_Data to process_
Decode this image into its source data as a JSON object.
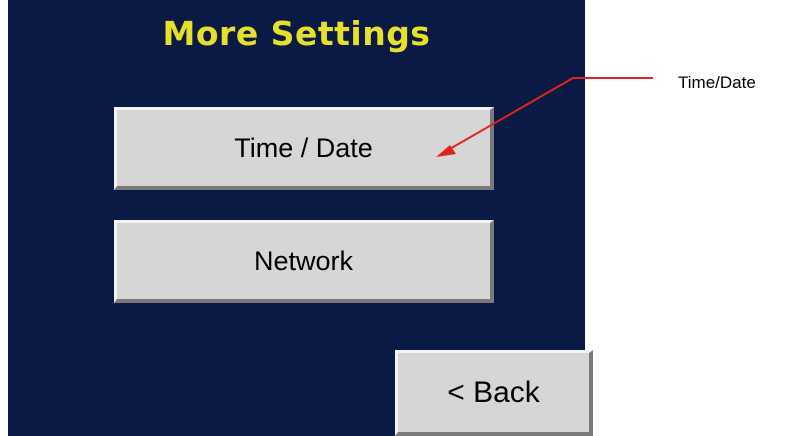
{
  "screen": {
    "title": "More Settings",
    "buttons": {
      "time_date": "Time / Date",
      "network": "Network",
      "back": "< Back"
    }
  },
  "callout": {
    "label": "Time/Date",
    "color": "#e0231f"
  },
  "colors": {
    "screen_background": "#0b1a45",
    "title": "#e6e02a",
    "button_face": "#d6d6d6"
  }
}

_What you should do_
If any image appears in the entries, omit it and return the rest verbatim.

_Written answer_
Decode this image into its source data as a JSON object.
{
  "screen": {
    "title": "More Settings",
    "buttons": {
      "time_date": "Time / Date",
      "network": "Network",
      "back": "< Back"
    }
  },
  "callout": {
    "label": "Time/Date",
    "color": "#e0231f"
  },
  "colors": {
    "screen_background": "#0b1a45",
    "title": "#e6e02a",
    "button_face": "#d6d6d6"
  }
}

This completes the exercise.